__Task to complete__
Every record that follows must be duplicated exactly, with images left out.

__Material to process__
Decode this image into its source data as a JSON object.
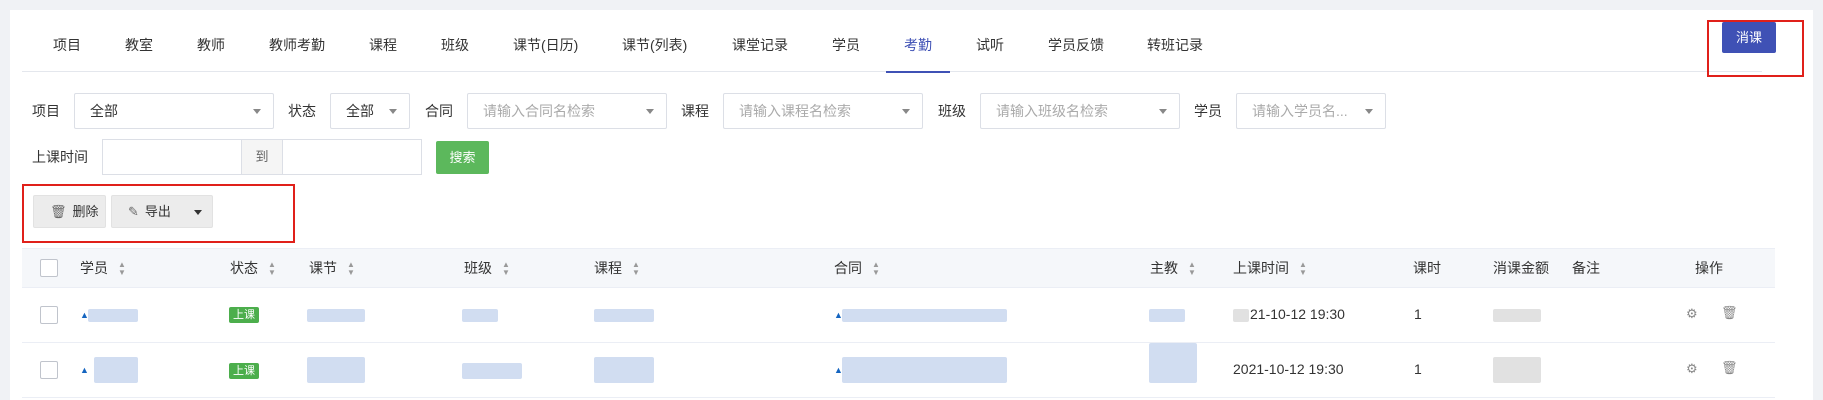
{
  "tabs": [
    {
      "label": "项目"
    },
    {
      "label": "教室"
    },
    {
      "label": "教师"
    },
    {
      "label": "教师考勤"
    },
    {
      "label": "课程"
    },
    {
      "label": "班级"
    },
    {
      "label": "课节(日历)"
    },
    {
      "label": "课节(列表)"
    },
    {
      "label": "课堂记录"
    },
    {
      "label": "学员"
    },
    {
      "label": "考勤"
    },
    {
      "label": "试听"
    },
    {
      "label": "学员反馈"
    },
    {
      "label": "转班记录"
    }
  ],
  "active_tab": "考勤",
  "xiaoke_button": "消课",
  "filters": {
    "project_label": "项目",
    "project_value": "全部",
    "status_label": "状态",
    "status_value": "全部",
    "contract_label": "合同",
    "contract_placeholder": "请输入合同名检索",
    "course_label": "课程",
    "course_placeholder": "请输入课程名检索",
    "class_label": "班级",
    "class_placeholder": "请输入班级名检索",
    "student_label": "学员",
    "student_placeholder": "请输入学员名...",
    "time_label": "上课时间",
    "time_sep": "到",
    "search_button": "搜索"
  },
  "toolbar": {
    "delete_label": "删除",
    "export_label": "导出"
  },
  "table": {
    "headers": {
      "student": "学员",
      "status": "状态",
      "lesson": "课节",
      "class": "班级",
      "course": "课程",
      "contract": "合同",
      "teacher": "主教",
      "time": "上课时间",
      "hours": "课时",
      "amount": "消课金额",
      "note": "备注",
      "actions": "操作"
    },
    "rows": [
      {
        "status": "上课",
        "time": "21-10-12 19:30",
        "hours": "1"
      },
      {
        "status": "上课",
        "time": "2021-10-12 19:30",
        "hours": "1"
      }
    ]
  },
  "colors": {
    "accent": "#3f51b5",
    "success": "#5cb85c",
    "highlight": "#e0201a"
  }
}
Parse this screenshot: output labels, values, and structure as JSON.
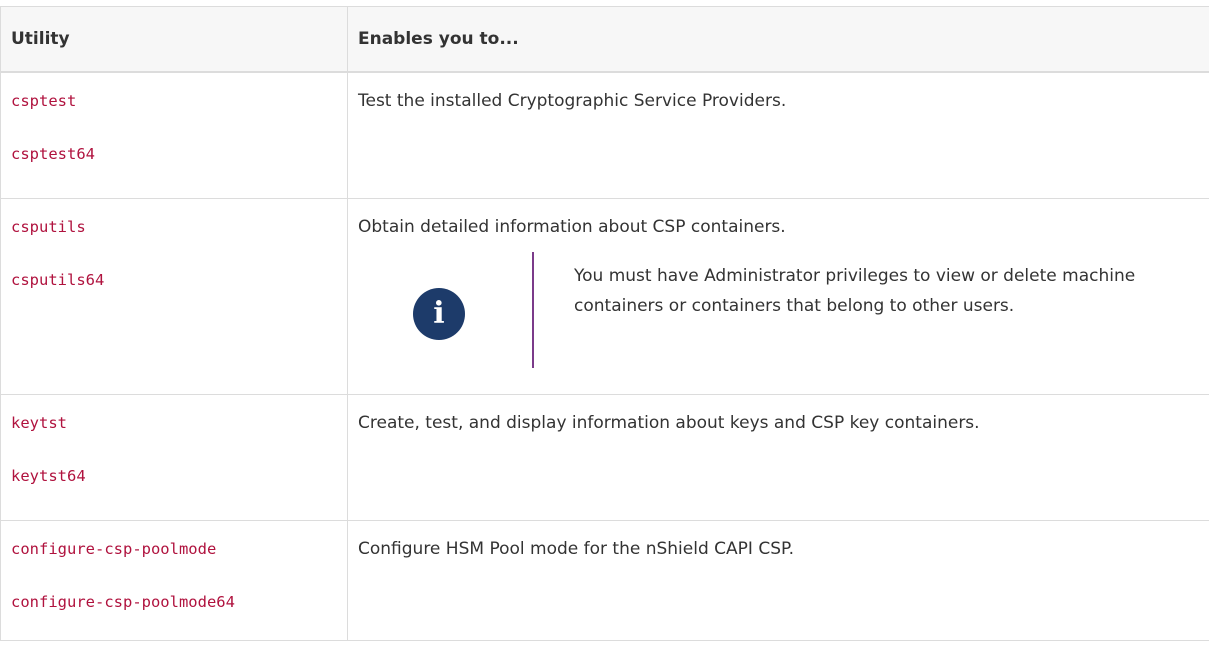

__Result__
Decode this image into its source data as a JSON object.
{
  "tabs": [
    {
      "label": "项目"
    },
    {
      "label": "教室"
    },
    {
      "label": "教师"
    },
    {
      "label": "教师考勤"
    },
    {
      "label": "课程"
    },
    {
      "label": "班级"
    },
    {
      "label": "课节(日历)"
    },
    {
      "label": "课节(列表)"
    },
    {
      "label": "课堂记录"
    },
    {
      "label": "学员"
    },
    {
      "label": "考勤"
    },
    {
      "label": "试听"
    },
    {
      "label": "学员反馈"
    },
    {
      "label": "转班记录"
    }
  ],
  "active_tab": "考勤",
  "xiaoke_button": "消课",
  "filters": {
    "project_label": "项目",
    "project_value": "全部",
    "status_label": "状态",
    "status_value": "全部",
    "contract_label": "合同",
    "contract_placeholder": "请输入合同名检索",
    "course_label": "课程",
    "course_placeholder": "请输入课程名检索",
    "class_label": "班级",
    "class_placeholder": "请输入班级名检索",
    "student_label": "学员",
    "student_placeholder": "请输入学员名...",
    "time_label": "上课时间",
    "time_sep": "到",
    "search_button": "搜索"
  },
  "toolbar": {
    "delete_label": "删除",
    "export_label": "导出"
  },
  "table": {
    "headers": {
      "student": "学员",
      "status": "状态",
      "lesson": "课节",
      "class": "班级",
      "course": "课程",
      "contract": "合同",
      "teacher": "主教",
      "time": "上课时间",
      "hours": "课时",
      "amount": "消课金额",
      "note": "备注",
      "actions": "操作"
    },
    "rows": [
      {
        "status": "上课",
        "time": "21-10-12 19:30",
        "hours": "1"
      },
      {
        "status": "上课",
        "time": "2021-10-12 19:30",
        "hours": "1"
      }
    ]
  },
  "colors": {
    "accent": "#3f51b5",
    "success": "#5cb85c",
    "highlight": "#e0201a"
  }
}
Parse this screenshot: output labels, values, and structure as JSON.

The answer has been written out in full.